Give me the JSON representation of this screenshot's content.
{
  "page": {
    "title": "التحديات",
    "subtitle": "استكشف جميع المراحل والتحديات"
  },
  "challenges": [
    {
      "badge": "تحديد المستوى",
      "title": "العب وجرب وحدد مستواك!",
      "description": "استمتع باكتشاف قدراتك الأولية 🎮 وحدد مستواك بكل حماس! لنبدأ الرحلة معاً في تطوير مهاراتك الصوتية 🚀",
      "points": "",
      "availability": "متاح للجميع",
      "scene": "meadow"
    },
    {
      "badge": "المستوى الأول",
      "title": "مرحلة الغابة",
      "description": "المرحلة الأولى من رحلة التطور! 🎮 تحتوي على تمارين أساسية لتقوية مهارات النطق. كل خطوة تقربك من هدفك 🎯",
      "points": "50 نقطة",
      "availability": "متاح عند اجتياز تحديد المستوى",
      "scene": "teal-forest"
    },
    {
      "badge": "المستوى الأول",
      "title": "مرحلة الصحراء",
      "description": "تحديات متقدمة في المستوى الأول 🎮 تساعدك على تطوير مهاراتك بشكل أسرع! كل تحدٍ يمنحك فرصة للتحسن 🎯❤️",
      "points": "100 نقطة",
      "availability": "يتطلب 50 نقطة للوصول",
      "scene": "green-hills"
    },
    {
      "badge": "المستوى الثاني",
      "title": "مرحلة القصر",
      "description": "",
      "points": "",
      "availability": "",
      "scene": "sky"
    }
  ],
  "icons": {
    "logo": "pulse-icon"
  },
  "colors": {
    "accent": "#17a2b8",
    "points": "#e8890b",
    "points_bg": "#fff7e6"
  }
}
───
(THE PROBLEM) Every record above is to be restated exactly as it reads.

(SOLUTION FOR THIS PROBLEM)
Give me the JSON representation of this screenshot's content.
{
  "page": {
    "title": "التحديات",
    "subtitle": "استكشف جميع المراحل والتحديات"
  },
  "challenges": [
    {
      "badge": "تحديد المستوى",
      "title": "العب وجرب وحدد مستواك!",
      "description": "استمتع باكتشاف قدراتك الأولية 🎮 وحدد مستواك بكل حماس! لنبدأ الرحلة معاً في تطوير مهاراتك الصوتية 🚀",
      "points": "",
      "availability": "متاح للجميع",
      "scene": "meadow"
    },
    {
      "badge": "المستوى الأول",
      "title": "مرحلة الغابة",
      "description": "المرحلة الأولى من رحلة التطور! 🎮 تحتوي على تمارين أساسية لتقوية مهارات النطق. كل خطوة تقربك من هدفك 🎯",
      "points": "50 نقطة",
      "availability": "متاح عند اجتياز تحديد المستوى",
      "scene": "teal-forest"
    },
    {
      "badge": "المستوى الأول",
      "title": "مرحلة الصحراء",
      "description": "تحديات متقدمة في المستوى الأول 🎮 تساعدك على تطوير مهاراتك بشكل أسرع! كل تحدٍ يمنحك فرصة للتحسن 🎯❤️",
      "points": "100 نقطة",
      "availability": "يتطلب 50 نقطة للوصول",
      "scene": "green-hills"
    },
    {
      "badge": "المستوى الثاني",
      "title": "مرحلة القصر",
      "description": "",
      "points": "",
      "availability": "",
      "scene": "sky"
    }
  ],
  "icons": {
    "logo": "pulse-icon"
  },
  "colors": {
    "accent": "#17a2b8",
    "points": "#e8890b",
    "points_bg": "#fff7e6"
  }
}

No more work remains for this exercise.